The study is motivated by the fact that the use of local languages is progressively abandoned in urban and rural areas to the advantage of French, which has become the language of integration in the urban centres and the main vehicular language in the Francophone provinces of Cameroon. From the start, the study seeks to examine whether all Cameroonian languages are affected by this decrease in usage, or if some are more affected than others, and what are the factors that favour the phenomenon in one group or the other. The objective of the study is to put all those factors that ensure the vitality of a language on one side and those that reduce it on the other, so as to build a reliable instrument for the measurement of language vitality.

In order to set this instrument up and carry out the measurement of the vitality of Cameroonian languages, the study embodies language practices, language attitudes and the linguistic representations of Cameroonians in rural and urban areas. It also examines the institutional management of languages through language policy and language planning in Cameroon.

The study of the dynamism of Cameroonian languages that are in contact with French has enabled us to understand that Cameroonian languages have disappeared more from daily usage in urban than in rural areas. All local languages are affected by this phenomenon though some are more so than others.

The non-transmission of local languages from one generation to the next, which is one of the aspects of this language attrition, is due, on the one hand, to sociocultural factors like the acceptance of interethnic marriages, the location of the main language area inside or outside an urban centre, the cosmopolitan nature of the urban centre, etc.. On the other hand, it is caused by the attitude and representations of urban dwellers who consider French as the prestige language that provides jobs, material advantages, social advances and other benefits. Hence, they consciously abandon their native languages in favour of French, that they transmit to their children.

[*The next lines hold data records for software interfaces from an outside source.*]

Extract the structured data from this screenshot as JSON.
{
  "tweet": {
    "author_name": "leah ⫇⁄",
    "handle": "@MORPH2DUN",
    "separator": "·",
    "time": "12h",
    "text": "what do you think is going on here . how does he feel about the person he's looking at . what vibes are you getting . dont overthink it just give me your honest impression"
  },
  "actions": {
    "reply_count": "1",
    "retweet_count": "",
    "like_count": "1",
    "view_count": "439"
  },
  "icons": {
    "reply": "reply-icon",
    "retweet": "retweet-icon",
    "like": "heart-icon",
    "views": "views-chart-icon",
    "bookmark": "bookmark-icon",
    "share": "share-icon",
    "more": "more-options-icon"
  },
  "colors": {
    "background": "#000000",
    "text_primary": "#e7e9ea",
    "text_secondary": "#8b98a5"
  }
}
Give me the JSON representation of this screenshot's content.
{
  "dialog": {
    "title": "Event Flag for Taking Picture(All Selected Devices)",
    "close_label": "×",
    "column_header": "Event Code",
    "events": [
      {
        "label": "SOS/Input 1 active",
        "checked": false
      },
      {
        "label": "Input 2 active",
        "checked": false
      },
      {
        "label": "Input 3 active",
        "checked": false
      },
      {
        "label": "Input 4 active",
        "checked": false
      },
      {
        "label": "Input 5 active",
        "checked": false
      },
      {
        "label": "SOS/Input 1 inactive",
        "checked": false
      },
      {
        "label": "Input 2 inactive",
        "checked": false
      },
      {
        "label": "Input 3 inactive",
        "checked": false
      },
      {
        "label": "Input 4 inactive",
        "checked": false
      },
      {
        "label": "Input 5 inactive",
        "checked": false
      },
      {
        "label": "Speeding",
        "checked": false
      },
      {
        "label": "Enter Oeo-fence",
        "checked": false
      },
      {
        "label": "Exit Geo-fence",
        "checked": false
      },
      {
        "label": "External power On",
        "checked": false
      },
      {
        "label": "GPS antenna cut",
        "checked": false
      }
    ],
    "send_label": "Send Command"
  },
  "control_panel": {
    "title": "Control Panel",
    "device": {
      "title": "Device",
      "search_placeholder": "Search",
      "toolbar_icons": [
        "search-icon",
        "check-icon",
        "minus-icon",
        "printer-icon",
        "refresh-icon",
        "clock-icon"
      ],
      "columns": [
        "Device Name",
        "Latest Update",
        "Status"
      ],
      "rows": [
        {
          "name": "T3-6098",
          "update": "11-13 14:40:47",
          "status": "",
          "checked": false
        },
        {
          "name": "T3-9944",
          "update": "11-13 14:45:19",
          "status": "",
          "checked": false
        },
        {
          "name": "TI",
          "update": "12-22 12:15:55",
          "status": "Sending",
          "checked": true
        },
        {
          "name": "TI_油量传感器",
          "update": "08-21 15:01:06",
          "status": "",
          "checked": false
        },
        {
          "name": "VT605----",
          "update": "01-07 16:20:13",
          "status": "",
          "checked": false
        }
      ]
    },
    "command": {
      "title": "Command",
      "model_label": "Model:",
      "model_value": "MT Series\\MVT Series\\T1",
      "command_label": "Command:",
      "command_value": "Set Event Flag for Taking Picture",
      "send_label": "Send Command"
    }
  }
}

In semi-rural and rural areas, though the language insecurity generated by French is felt, local languages are still transmitted normally, from one generation to the next. French is perceived as an official language which is suitable for formal situations, whereas the local language is used in other domains in a true diglossic setting.

The vitality of a language is the result of the conjunction of positive and negative parameters. The presence or absence of these factors within a language community help to situate the language at one point along the language vitality scale proposed in this study.

From a purely epistemological point of view, the pertinent criteria retained in the taxonomy of Cameroonian languages differ slightly from those retained in previous macrosociolinguistic studies on the vitality of languages. This difference in parameters reveals that every linguistic situation is specific and needs to be treated by taking into consideration this specificity.